16th January, 2012
In the latest stage of the review of the CAA which began five years ago, a draft version of a new Civil Aviation Bill was published in November 2011. But key elements of the advice from an independent review of the Authority, which regulates the aviation industry in the UK, are very notably missing.
In 2008, the Pilling review recommended among other changes that “the CAA should be given a general statutory duty in relation to the environment”, together with a “clear policy framework from Government”. Noting that current legislation refers to a role for the CAA in “securing the sound development of the civil air transport industry of the United Kingdom”, he further advised that: “giving the CAA a general role to promote aviation would be incompatible with its duties as a regulator. The CAA is responsible for safeguarding the general public interest, which is broader than the aviation community. I recommend that the Department for Transport propose an amendment to the Civil Aviation Act 1982 to remove the current ambiguity.”
The Government drew up a set of proposals in response to Pilling’s recommendations, including, with the CAA’s support, the introduction of a general environmental duty (but one which, in contrast to Pilling’s recommendation, would not apply to its economic regulation functions). It also proposed a new emphasis on the CAA having primary regard not for the aviation industry, nor for the general public, but for consumers of air travel. AEF responded to a consultation on proposals to update the regulatory framework for aviation in April 2010.
In November 2011, following a change of Government, a summary of responses was published – quoting several passages from our submission – as one of the supporting documents alongside a draft Civil Aviation Bill designed ‘to modernise key elements of the regulatory framework for civil aviation in the UK’. Any reference to a general, high level environmental duty, however, was gone, the only new environmental functions being:
(1) A requirement for the CAA to publish information about the environmental effects of UK aviation, and
(2) An option to publish best practice guidance for the aviation industry on how to limit environmental effects.
In December, the Transport Committee questioned Aviation Minister Theresa Villiers about this, noting that “a Department press release stated that the draft Bill had included a duty to have regard to the environment and local communities and that seems to have disappeared from the content of the Bill”. She responded that: “The inclusion of that duty in the press release was an error.
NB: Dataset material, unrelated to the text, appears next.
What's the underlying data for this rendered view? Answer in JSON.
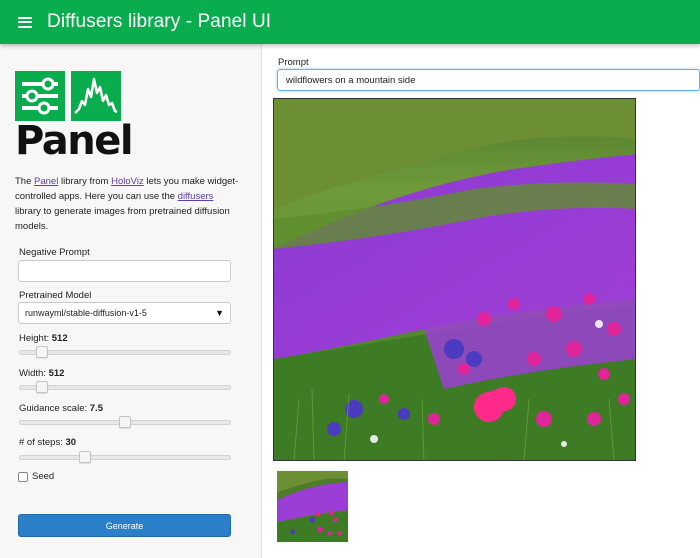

There is no explicit inclusion of a duty to take on board environmental factors…. [T]he Bill would require the CAA to take its decisions on the basis of what is in the interest of passengers…”
When pressed as to why the duty had been dropped, she said: This Bill is about economic regulation. It is not the right vehicle for delivering a sustainable framework, overall, for aviation…. My point of view is that, for measures which are appropriate to address the impact of flying, they need to be addressed to all airports rather than only to those that happen to need economic regulation.”
AEF supports Pilling’s recommendations that the CAA’s terms of reference should be reformed to give it duties both to safeguard the general public interest and to take account of environmental impacts. In our consultation response in April 2010 we argued that the new environmental duty should encompass all aspects of the CAA’s role, including its economic regulatory functions, and that the proposed new focus for the CAA on consumers rather than on the general public could be to the detriment of people affected by aviation but not flying, such as those living or working in places that are overflown and who may therefore be affected by noise, air pollution and safety impacts.
We are disappointed that, despite our comments having been noted, the draft Civil Aviation Bill, which provides an ideal opportunity to bring the CAA fully up to date, fails not only to make any reference to the needs of the public on the ground, but contains no reference to a general environmental duty for the regulator.
AEF believes that this matters, and will be discussing with other campaigners how we can ensure that regulation of the aviation industry addresses the needs of people and environment, not just business and consumers.